#### [Task to complete]
In the data, find each line where the word "Dichiarazioni" appears and list that line.

#### [Data under study]
============================================================

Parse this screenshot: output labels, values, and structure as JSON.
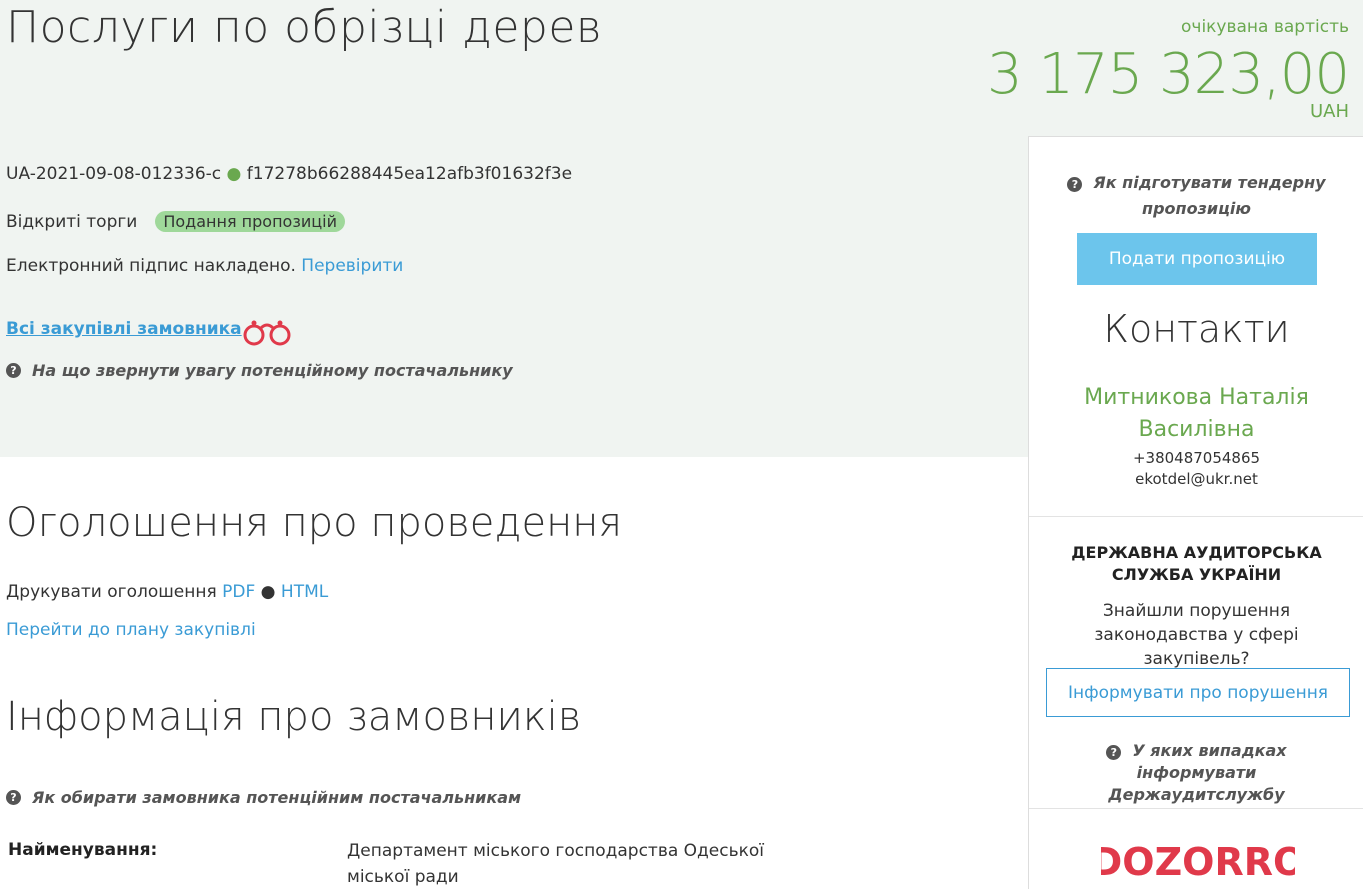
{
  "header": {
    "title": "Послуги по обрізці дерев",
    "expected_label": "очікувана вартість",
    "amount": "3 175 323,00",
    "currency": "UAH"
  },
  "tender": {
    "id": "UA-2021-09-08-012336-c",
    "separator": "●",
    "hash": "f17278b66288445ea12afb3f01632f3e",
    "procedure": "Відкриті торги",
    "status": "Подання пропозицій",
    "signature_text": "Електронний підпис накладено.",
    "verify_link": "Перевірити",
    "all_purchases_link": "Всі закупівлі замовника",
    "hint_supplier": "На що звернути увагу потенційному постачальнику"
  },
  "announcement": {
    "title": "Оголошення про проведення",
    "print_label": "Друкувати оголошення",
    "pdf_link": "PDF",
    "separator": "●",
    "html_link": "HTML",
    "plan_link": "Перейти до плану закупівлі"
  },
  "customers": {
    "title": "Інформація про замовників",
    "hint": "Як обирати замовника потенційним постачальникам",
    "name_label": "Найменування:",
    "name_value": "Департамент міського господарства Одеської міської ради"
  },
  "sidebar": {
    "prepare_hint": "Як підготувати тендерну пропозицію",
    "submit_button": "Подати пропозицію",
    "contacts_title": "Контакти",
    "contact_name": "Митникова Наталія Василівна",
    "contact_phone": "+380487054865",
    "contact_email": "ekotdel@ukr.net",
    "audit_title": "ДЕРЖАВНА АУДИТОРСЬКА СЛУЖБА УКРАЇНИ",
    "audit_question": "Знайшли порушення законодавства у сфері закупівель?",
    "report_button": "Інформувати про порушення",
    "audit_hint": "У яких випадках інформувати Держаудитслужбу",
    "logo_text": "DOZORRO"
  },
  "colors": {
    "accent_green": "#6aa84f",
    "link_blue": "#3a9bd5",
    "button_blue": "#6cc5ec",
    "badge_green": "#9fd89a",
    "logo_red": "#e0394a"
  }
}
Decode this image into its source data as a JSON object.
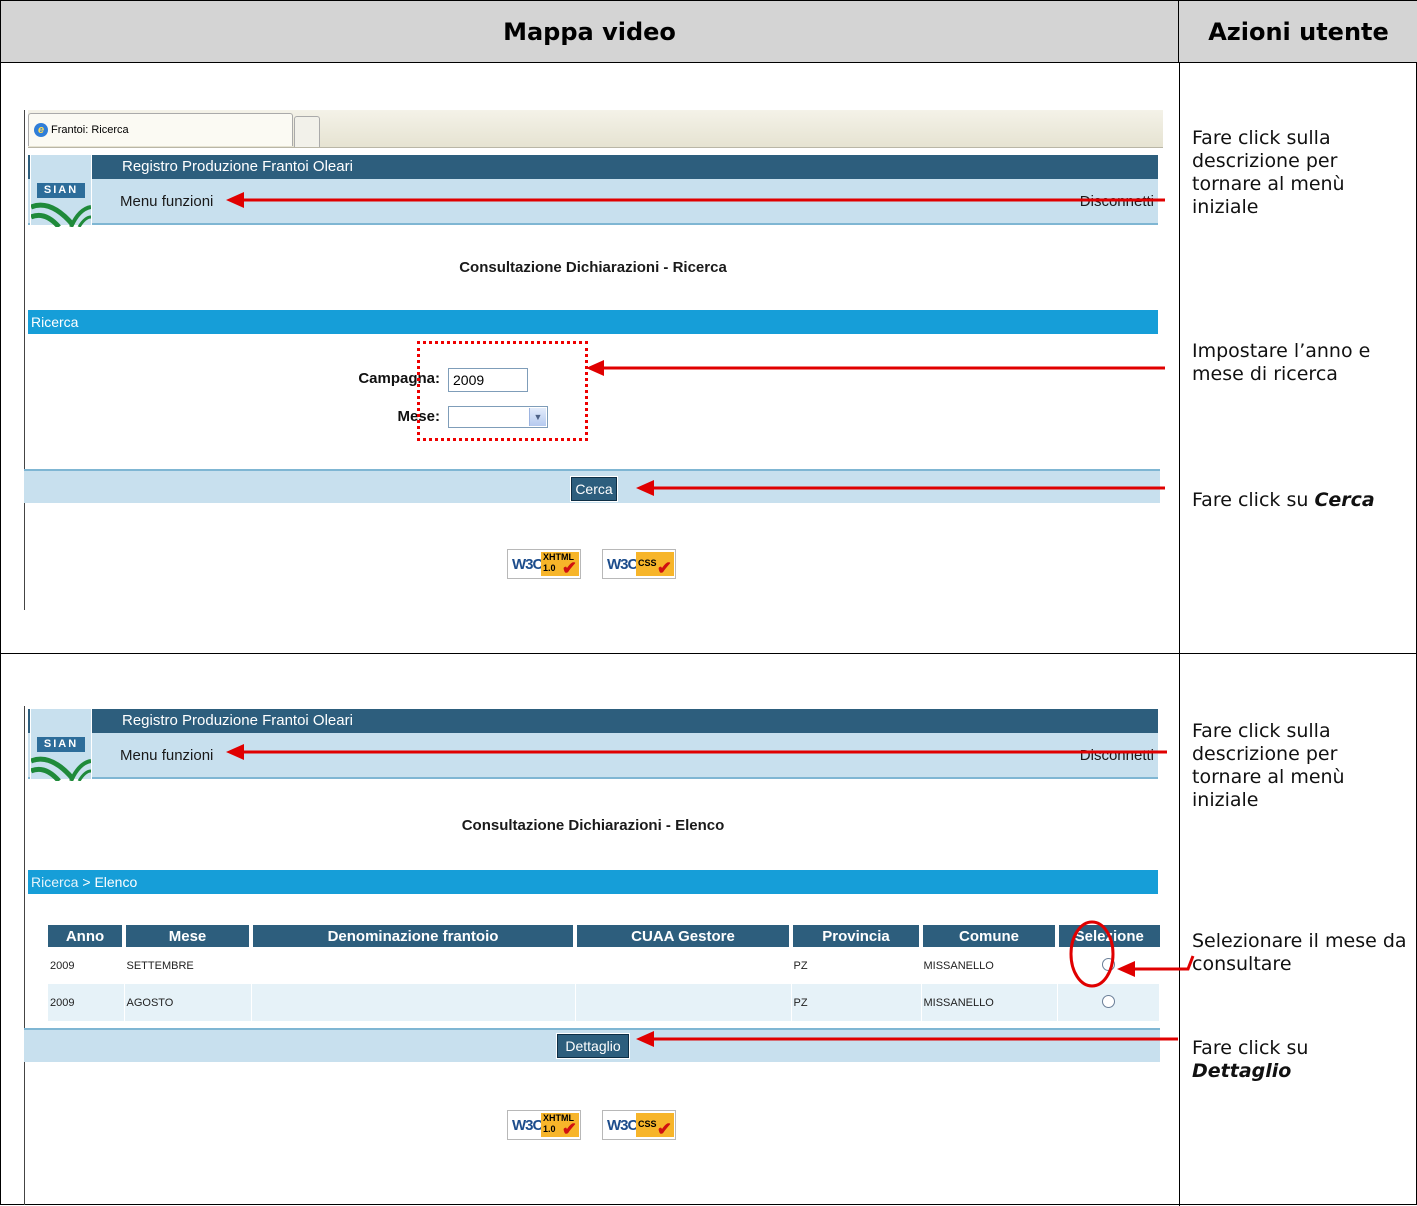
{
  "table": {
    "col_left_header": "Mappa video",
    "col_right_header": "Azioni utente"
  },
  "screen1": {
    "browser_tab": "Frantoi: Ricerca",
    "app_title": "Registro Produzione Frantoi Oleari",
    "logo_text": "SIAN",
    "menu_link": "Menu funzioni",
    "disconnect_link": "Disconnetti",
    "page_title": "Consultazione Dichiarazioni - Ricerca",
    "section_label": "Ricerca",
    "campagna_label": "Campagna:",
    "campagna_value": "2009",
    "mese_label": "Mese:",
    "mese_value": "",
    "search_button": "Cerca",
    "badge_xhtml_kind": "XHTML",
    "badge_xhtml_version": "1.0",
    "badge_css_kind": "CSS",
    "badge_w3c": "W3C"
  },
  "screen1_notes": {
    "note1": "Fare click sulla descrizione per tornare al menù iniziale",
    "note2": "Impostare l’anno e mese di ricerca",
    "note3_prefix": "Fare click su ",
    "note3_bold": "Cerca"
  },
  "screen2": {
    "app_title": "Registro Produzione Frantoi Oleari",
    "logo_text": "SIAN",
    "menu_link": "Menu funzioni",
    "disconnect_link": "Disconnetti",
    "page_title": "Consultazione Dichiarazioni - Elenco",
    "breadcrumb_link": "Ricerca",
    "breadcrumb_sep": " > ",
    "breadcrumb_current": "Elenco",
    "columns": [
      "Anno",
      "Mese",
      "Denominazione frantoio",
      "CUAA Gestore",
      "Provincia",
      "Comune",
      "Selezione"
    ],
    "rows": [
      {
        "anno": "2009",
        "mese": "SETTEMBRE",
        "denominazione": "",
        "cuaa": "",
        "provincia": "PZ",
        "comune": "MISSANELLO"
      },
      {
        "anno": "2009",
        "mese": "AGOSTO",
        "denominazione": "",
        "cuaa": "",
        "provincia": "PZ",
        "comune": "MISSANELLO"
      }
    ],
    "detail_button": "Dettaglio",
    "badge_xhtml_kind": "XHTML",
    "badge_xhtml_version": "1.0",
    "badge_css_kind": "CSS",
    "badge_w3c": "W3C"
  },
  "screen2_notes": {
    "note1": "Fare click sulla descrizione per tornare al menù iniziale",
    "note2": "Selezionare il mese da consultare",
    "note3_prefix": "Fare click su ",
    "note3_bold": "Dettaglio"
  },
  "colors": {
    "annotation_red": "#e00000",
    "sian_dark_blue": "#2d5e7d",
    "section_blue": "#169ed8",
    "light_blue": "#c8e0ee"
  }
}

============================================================

#### [Written answer]
    "page_title": "Consultazione Dichiarazioni - Ricerca",
    "page_title": "Consultazione Dichiarazioni - Elenco",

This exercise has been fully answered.